* **About this exercise**
Please count the lines below that hold the word "screenshot" and give the count without any other text.

**** Records provided ****

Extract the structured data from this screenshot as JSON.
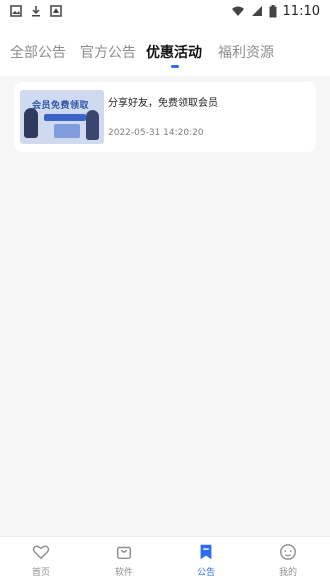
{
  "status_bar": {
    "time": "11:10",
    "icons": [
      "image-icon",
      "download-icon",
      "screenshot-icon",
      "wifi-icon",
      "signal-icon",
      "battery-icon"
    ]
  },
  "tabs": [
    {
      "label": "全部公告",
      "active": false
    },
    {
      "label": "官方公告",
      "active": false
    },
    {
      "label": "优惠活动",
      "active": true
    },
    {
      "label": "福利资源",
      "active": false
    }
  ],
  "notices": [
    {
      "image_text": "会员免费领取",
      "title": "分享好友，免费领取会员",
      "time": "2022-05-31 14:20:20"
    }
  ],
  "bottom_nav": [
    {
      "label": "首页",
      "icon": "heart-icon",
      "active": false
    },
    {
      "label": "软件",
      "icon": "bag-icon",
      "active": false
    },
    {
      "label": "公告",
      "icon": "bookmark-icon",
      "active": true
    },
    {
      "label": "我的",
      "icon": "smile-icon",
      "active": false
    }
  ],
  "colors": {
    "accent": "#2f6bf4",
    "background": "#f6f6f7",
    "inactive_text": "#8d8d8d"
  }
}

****
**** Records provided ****

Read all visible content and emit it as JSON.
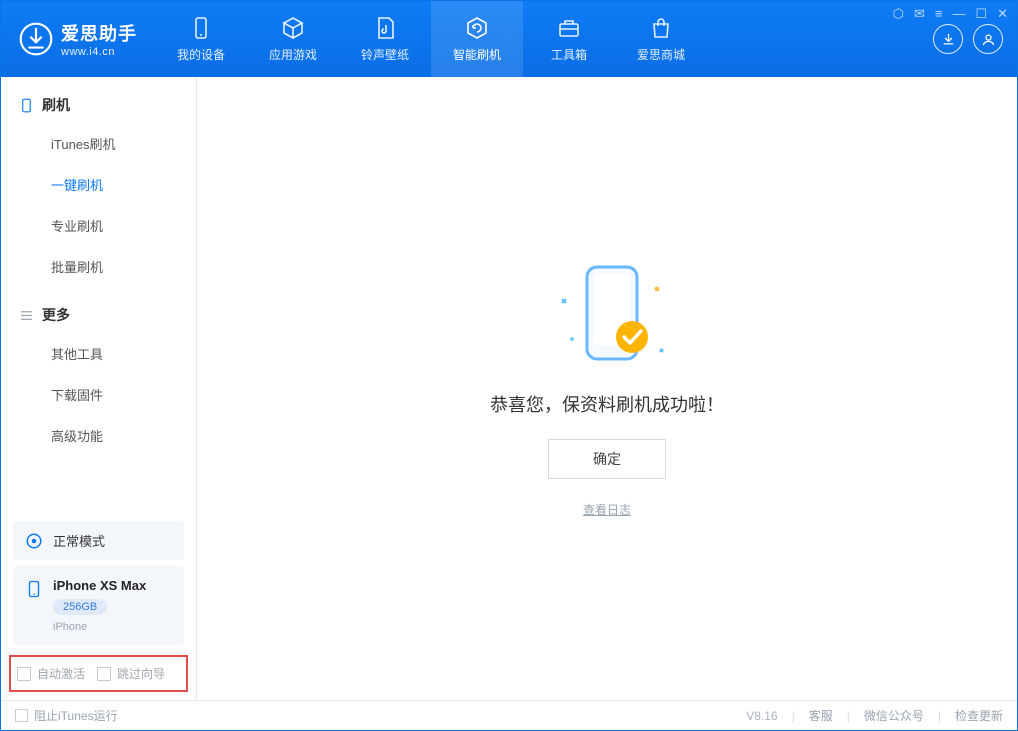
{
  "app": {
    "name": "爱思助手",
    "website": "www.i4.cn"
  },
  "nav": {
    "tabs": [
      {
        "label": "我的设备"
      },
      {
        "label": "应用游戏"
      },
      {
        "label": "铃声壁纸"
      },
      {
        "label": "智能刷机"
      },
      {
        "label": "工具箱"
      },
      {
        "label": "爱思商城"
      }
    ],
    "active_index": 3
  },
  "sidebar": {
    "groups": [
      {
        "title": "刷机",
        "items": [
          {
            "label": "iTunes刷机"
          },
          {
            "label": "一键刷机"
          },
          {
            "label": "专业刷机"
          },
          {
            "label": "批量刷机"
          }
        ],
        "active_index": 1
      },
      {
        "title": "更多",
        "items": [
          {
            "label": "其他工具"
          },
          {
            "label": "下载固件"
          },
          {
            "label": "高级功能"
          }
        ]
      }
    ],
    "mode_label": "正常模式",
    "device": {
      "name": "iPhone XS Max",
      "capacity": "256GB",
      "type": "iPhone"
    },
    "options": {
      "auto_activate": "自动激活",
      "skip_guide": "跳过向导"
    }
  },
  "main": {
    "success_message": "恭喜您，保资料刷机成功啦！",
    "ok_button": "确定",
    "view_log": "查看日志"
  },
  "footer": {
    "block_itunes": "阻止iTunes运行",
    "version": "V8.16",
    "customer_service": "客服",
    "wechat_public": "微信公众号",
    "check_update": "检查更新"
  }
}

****

* **Output of the exercise**
2